• **About this exercise**: Which lines of the entries hold the string "SYSTEM"? Copy each one.

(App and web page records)
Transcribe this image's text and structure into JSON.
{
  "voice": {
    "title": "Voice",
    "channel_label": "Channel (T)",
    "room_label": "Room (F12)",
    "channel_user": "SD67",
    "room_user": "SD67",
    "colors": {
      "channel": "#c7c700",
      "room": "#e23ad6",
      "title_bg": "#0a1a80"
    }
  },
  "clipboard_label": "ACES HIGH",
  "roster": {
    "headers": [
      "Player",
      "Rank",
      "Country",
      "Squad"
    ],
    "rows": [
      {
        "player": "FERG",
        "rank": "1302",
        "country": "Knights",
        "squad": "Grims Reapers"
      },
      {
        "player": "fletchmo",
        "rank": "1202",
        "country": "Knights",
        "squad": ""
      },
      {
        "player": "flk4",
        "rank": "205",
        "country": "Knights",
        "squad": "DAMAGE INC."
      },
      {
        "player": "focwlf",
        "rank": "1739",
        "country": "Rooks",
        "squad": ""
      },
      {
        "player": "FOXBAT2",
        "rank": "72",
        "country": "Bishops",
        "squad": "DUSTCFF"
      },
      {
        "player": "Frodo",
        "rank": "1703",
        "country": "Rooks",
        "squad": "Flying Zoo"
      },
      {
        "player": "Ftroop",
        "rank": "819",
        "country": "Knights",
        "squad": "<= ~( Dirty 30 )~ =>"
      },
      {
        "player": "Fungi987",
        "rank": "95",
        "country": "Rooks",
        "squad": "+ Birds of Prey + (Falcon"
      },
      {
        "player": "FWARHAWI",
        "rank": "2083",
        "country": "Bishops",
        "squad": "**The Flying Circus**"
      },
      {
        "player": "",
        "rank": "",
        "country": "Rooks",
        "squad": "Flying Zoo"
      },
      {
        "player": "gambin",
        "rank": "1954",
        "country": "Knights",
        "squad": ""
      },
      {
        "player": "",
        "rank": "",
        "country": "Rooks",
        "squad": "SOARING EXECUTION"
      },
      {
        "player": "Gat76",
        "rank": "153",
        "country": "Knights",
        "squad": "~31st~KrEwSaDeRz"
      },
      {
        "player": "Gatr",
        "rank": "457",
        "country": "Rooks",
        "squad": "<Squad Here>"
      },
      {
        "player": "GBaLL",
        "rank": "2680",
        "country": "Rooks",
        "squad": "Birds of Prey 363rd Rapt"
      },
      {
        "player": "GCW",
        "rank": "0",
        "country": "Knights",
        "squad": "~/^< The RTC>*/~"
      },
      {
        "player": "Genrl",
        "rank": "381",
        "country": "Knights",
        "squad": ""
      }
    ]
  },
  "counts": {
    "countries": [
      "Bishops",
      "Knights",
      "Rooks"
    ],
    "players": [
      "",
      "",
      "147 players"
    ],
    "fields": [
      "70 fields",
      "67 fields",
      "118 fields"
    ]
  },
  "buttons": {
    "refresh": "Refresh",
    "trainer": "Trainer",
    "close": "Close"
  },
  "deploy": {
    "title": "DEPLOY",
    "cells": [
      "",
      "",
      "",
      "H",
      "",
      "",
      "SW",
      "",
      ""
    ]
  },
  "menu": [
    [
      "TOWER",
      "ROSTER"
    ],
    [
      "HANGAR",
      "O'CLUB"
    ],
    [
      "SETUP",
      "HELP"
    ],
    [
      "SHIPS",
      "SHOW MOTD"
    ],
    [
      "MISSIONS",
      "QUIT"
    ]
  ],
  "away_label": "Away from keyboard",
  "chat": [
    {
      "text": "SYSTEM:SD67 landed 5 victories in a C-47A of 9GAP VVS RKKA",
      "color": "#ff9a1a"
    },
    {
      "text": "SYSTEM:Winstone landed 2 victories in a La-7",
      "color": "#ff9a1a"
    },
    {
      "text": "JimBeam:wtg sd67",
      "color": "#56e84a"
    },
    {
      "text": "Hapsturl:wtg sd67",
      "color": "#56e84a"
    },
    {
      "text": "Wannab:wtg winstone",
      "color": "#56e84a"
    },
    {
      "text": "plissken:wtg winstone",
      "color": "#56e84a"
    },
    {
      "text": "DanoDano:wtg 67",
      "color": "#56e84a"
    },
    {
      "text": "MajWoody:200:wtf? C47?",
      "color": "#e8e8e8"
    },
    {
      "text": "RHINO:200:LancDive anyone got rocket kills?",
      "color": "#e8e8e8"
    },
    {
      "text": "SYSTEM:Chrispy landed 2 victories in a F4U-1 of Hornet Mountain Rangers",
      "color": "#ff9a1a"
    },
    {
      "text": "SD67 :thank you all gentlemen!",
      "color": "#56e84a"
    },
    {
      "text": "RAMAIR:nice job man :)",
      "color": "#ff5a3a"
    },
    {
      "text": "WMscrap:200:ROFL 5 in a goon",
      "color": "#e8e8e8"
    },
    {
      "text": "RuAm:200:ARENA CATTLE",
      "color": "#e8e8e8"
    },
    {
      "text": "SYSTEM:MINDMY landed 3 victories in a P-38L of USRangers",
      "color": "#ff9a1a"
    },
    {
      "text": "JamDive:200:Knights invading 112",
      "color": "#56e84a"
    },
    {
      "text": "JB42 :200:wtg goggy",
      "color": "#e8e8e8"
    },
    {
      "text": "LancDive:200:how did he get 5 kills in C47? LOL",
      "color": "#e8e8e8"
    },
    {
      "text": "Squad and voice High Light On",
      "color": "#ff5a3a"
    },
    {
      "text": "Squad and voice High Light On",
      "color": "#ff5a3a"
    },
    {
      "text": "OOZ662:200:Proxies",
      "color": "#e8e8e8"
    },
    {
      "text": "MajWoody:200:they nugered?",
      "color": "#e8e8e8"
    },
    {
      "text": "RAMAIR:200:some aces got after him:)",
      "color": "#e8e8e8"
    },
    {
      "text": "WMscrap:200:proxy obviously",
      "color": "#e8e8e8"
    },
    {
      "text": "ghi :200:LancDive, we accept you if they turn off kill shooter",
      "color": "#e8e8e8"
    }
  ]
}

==

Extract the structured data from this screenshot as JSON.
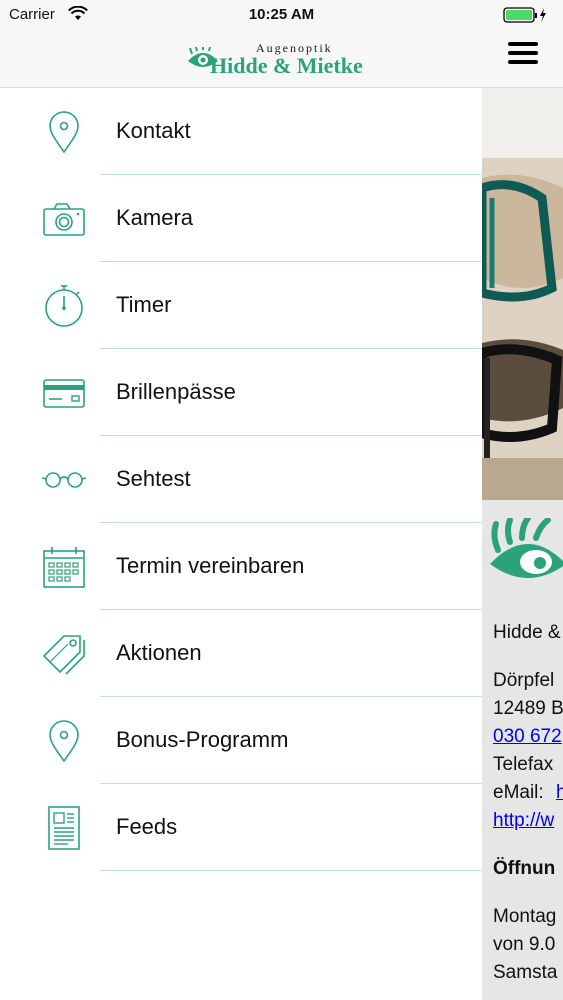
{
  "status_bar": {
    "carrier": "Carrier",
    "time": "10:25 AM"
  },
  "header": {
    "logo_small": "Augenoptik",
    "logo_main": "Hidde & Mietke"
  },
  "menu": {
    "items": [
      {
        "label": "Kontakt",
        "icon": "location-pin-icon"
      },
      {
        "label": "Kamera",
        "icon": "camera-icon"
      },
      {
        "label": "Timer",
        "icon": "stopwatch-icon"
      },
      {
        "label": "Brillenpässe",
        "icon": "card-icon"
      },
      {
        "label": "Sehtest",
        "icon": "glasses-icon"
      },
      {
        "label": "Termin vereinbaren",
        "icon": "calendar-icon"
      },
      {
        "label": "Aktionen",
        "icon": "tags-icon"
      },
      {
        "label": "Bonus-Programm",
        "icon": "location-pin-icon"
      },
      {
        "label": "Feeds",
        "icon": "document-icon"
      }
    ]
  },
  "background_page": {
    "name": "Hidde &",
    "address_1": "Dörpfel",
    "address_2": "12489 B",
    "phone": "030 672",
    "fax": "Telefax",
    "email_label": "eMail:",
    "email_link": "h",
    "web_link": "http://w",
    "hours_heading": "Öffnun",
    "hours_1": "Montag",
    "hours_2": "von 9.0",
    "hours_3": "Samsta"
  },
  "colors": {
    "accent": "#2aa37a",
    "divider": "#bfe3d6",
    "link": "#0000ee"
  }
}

• **Answer to this task**:
      "text": "SYSTEM:SD67 landed 5 victories in a C-47A of 9GAP VVS RKKA",
      "text": "SYSTEM:Winstone landed 2 victories in a La-7",
      "text": "SYSTEM:Chrispy landed 2 victories in a F4U-1 of Hornet Mountain Rangers",
      "text": "SYSTEM:MINDMY landed 3 victories in a P-38L of USRangers",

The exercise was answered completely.